Start of SOURCE INFORMATION

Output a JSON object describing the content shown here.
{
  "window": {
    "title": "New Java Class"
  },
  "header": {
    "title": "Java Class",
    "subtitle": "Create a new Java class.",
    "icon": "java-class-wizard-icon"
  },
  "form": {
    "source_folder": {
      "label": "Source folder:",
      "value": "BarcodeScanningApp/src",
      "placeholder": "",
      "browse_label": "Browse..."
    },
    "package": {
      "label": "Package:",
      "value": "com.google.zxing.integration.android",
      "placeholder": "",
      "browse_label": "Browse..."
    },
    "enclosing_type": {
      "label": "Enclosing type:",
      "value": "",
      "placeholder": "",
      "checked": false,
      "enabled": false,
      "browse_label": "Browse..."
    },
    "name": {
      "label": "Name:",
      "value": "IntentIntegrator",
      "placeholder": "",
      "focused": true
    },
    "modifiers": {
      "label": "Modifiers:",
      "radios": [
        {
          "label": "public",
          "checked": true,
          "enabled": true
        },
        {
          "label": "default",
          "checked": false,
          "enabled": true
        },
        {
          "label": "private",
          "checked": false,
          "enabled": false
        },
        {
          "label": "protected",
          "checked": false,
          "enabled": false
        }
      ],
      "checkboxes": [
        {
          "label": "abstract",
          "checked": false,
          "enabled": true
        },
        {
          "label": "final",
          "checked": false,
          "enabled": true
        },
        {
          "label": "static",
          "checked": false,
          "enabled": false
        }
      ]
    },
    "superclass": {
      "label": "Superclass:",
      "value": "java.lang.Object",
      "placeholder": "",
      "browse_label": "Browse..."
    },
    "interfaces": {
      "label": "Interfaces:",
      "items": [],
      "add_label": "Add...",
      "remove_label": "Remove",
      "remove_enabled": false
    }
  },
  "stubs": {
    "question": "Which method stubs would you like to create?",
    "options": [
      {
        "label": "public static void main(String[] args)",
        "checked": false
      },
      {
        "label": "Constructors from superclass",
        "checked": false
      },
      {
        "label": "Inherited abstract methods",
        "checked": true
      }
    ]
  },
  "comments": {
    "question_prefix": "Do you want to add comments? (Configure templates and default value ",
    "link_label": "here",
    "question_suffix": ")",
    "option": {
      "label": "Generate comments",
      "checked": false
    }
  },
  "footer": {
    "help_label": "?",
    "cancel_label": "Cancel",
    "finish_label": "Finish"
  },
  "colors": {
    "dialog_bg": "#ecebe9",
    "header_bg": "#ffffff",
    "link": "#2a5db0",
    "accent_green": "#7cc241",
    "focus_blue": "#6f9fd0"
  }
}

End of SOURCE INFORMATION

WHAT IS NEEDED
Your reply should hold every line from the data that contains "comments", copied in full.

RESPONSE TO THIS EXERCISE
  "comments": {
    "question_prefix": "Do you want to add comments? (Configure templates and default value ",
      "label": "Generate comments",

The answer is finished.